ABOUT THIS EXERCISE:
Could you print out every entry, character for character?

+ + +

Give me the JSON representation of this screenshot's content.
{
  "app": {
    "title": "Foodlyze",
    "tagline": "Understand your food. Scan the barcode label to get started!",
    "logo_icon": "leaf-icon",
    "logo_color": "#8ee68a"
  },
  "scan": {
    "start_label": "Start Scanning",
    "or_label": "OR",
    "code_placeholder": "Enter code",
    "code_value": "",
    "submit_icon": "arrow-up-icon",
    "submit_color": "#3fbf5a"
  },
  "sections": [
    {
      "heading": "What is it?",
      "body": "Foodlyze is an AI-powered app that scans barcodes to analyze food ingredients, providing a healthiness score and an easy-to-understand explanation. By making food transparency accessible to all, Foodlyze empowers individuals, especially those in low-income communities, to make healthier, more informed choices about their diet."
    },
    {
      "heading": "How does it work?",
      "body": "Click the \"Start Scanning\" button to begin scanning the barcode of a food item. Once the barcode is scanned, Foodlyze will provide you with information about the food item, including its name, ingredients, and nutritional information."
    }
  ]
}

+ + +

WRITTEN ANSWER:
Give me the JSON representation of this screenshot's content.
{
  "app": {
    "title": "Foodlyze",
    "tagline": "Understand your food. Scan the barcode label to get started!",
    "logo_icon": "leaf-icon",
    "logo_color": "#8ee68a"
  },
  "scan": {
    "start_label": "Start Scanning",
    "or_label": "OR",
    "code_placeholder": "Enter code",
    "code_value": "",
    "submit_icon": "arrow-up-icon",
    "submit_color": "#3fbf5a"
  },
  "sections": [
    {
      "heading": "What is it?",
      "body": "Foodlyze is an AI-powered app that scans barcodes to analyze food ingredients, providing a healthiness score and an easy-to-understand explanation. By making food transparency accessible to all, Foodlyze empowers individuals, especially those in low-income communities, to make healthier, more informed choices about their diet."
    },
    {
      "heading": "How does it work?",
      "body": "Click the \"Start Scanning\" button to begin scanning the barcode of a food item. Once the barcode is scanned, Foodlyze will provide you with information about the food item, including its name, ingredients, and nutritional information."
    }
  ]
}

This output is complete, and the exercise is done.